┏━━

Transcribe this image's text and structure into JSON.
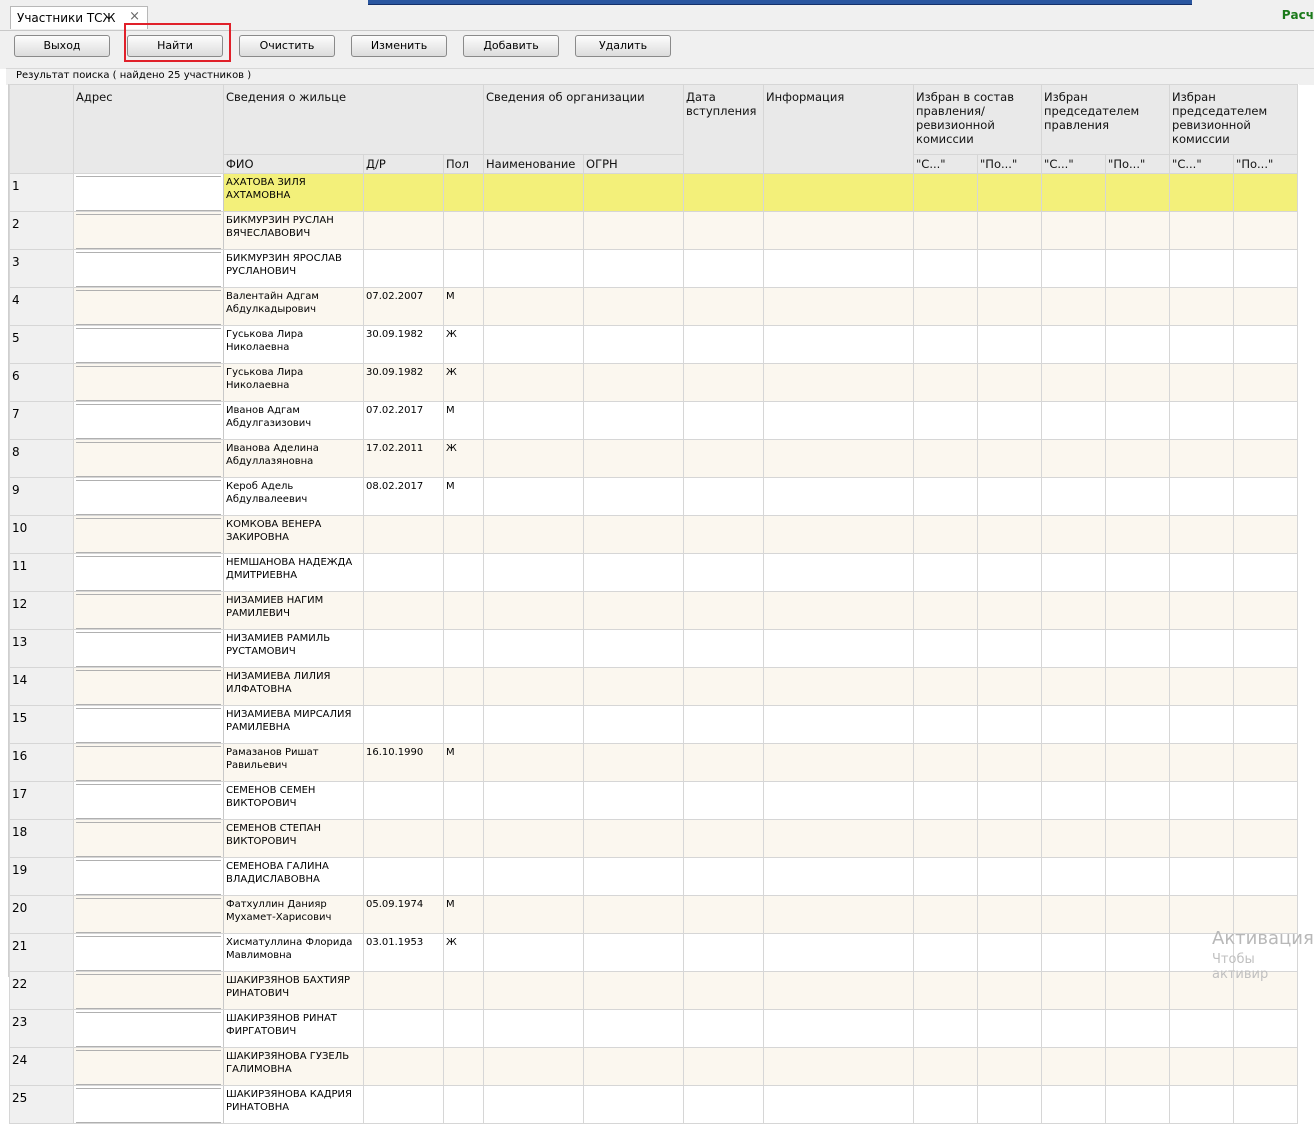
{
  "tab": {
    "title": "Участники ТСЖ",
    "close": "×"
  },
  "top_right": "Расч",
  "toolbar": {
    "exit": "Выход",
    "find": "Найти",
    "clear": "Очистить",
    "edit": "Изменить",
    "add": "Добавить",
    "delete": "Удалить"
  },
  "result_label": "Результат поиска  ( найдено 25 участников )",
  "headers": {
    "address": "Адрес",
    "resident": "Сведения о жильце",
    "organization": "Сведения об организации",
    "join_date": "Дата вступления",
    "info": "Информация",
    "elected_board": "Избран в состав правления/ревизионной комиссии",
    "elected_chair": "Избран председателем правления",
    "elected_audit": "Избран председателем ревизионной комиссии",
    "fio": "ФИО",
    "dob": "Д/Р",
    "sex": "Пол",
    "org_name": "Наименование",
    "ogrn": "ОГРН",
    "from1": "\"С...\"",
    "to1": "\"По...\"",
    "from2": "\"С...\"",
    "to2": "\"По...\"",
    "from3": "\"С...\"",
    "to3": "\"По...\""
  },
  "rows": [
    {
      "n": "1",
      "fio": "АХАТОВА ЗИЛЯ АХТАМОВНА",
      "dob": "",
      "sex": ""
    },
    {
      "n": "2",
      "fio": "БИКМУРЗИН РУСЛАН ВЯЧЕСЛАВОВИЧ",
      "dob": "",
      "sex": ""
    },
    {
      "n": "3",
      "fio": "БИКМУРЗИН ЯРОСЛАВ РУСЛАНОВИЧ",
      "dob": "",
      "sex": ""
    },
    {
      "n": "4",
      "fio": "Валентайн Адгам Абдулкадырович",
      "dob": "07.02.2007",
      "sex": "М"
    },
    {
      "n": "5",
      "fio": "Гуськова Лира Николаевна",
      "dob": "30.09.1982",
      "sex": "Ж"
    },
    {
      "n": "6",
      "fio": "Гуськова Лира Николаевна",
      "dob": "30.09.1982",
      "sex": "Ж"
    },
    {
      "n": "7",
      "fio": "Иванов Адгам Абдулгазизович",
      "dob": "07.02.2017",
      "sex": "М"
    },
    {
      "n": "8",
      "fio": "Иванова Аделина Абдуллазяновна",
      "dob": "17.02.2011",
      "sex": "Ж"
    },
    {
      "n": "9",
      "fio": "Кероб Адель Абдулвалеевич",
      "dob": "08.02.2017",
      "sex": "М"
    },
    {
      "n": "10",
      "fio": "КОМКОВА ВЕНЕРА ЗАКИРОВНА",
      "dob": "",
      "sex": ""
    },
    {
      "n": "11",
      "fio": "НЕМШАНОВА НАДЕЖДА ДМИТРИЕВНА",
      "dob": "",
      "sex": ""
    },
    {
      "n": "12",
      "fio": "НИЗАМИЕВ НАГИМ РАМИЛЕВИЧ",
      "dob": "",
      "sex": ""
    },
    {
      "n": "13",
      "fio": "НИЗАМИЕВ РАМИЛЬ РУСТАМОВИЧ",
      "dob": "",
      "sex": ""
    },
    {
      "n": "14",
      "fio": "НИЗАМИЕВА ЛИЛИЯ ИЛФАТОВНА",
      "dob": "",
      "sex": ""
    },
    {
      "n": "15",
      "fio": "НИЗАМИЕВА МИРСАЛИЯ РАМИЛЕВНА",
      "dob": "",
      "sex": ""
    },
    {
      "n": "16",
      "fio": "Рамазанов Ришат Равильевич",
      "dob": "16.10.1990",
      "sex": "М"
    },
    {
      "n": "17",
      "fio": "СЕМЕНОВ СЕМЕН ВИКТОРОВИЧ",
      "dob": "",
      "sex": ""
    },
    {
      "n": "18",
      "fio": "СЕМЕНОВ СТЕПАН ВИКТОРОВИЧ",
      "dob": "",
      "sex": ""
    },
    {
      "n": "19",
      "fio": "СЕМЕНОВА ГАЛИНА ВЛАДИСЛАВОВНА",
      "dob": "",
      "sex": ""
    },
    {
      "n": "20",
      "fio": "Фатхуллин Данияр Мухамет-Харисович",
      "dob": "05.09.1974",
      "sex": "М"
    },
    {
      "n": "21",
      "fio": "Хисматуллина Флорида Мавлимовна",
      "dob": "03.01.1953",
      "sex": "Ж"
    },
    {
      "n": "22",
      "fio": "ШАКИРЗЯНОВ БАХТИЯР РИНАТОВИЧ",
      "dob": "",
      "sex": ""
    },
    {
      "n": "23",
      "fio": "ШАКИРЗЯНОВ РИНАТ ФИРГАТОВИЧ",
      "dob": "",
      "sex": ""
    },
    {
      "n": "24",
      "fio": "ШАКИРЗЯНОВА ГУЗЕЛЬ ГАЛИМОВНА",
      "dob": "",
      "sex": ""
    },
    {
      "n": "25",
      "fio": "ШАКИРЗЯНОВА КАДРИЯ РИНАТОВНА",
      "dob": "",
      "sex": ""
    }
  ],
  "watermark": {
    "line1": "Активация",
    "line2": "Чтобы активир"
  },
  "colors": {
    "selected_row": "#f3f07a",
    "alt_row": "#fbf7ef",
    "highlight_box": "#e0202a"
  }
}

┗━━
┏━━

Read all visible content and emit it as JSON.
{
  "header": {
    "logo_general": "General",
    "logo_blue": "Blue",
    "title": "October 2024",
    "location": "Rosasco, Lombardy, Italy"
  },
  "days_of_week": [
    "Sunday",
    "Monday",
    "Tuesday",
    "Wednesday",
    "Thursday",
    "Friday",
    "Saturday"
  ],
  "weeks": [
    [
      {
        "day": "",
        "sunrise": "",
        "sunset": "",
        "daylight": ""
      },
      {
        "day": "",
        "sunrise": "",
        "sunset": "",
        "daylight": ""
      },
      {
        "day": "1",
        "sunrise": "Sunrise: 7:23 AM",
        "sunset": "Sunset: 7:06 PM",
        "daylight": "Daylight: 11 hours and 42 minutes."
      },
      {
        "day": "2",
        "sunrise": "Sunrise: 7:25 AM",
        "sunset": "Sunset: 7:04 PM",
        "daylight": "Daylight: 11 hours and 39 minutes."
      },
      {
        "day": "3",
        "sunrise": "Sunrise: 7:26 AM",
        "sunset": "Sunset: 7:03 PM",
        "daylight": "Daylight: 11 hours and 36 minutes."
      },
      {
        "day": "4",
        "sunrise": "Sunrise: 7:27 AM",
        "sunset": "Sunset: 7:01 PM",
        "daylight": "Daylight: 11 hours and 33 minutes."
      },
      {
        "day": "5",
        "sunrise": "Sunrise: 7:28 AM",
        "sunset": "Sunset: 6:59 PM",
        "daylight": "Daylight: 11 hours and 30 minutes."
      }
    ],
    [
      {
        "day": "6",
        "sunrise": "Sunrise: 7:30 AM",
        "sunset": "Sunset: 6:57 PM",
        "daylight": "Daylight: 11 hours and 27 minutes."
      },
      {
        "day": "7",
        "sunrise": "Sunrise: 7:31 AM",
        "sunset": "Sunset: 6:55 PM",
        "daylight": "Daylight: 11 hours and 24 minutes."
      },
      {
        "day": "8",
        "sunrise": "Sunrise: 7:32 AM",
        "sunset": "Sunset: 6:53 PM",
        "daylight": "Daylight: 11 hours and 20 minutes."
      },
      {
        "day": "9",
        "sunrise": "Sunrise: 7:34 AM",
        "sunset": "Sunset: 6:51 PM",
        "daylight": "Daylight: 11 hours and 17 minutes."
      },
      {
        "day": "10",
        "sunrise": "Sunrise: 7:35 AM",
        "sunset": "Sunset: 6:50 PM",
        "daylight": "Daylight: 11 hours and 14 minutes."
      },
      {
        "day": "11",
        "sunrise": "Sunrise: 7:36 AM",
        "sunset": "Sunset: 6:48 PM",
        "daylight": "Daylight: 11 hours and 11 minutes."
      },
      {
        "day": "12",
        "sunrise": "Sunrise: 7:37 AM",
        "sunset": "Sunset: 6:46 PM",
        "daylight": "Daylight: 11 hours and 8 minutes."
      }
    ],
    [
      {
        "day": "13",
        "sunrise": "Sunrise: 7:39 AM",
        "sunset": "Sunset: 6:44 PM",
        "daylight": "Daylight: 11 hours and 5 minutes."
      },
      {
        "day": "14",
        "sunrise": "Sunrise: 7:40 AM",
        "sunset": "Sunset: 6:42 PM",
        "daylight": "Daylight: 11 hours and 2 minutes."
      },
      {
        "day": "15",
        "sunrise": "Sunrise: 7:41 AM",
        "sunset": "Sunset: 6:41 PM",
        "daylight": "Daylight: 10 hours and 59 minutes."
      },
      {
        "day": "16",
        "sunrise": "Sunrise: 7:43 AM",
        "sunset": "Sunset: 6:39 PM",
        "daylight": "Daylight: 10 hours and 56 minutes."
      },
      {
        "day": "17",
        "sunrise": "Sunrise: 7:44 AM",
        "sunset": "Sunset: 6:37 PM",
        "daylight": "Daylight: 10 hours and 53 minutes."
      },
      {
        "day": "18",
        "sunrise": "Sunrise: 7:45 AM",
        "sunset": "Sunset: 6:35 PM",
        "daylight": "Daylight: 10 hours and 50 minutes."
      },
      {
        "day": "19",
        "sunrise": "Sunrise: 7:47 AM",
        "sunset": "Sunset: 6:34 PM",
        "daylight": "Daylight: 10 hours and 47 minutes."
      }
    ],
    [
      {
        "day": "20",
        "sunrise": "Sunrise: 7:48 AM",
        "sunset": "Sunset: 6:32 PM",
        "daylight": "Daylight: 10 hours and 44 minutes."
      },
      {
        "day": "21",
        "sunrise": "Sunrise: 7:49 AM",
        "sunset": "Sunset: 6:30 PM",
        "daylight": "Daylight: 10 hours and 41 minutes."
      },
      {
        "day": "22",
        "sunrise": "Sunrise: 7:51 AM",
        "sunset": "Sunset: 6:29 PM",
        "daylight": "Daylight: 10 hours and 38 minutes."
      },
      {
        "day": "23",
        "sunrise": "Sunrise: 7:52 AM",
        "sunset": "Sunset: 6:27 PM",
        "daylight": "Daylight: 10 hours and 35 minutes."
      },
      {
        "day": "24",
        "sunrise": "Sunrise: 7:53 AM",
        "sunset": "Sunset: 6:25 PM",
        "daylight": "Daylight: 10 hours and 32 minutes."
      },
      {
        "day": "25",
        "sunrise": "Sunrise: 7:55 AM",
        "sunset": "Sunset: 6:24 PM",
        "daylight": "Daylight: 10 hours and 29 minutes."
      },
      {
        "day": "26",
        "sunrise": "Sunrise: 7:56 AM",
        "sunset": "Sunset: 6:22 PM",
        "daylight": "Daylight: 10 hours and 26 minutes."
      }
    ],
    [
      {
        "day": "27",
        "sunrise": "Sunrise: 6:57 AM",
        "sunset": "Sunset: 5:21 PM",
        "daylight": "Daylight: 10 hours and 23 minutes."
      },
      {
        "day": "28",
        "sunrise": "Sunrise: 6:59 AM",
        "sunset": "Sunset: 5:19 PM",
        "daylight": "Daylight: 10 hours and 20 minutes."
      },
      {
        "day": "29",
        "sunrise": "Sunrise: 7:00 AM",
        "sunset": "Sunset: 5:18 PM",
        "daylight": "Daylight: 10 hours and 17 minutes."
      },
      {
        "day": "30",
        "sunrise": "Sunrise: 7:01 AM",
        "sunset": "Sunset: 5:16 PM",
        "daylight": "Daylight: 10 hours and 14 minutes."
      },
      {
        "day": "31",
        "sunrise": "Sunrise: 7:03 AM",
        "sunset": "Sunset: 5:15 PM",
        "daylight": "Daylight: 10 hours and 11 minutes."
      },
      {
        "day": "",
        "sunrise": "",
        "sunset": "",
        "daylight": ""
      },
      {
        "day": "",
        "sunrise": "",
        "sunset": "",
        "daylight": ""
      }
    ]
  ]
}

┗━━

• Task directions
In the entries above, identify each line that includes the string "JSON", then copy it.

• Response to the exercise
Transcribe this image's text and structure into JSON.
Read all visible content and emit it as JSON.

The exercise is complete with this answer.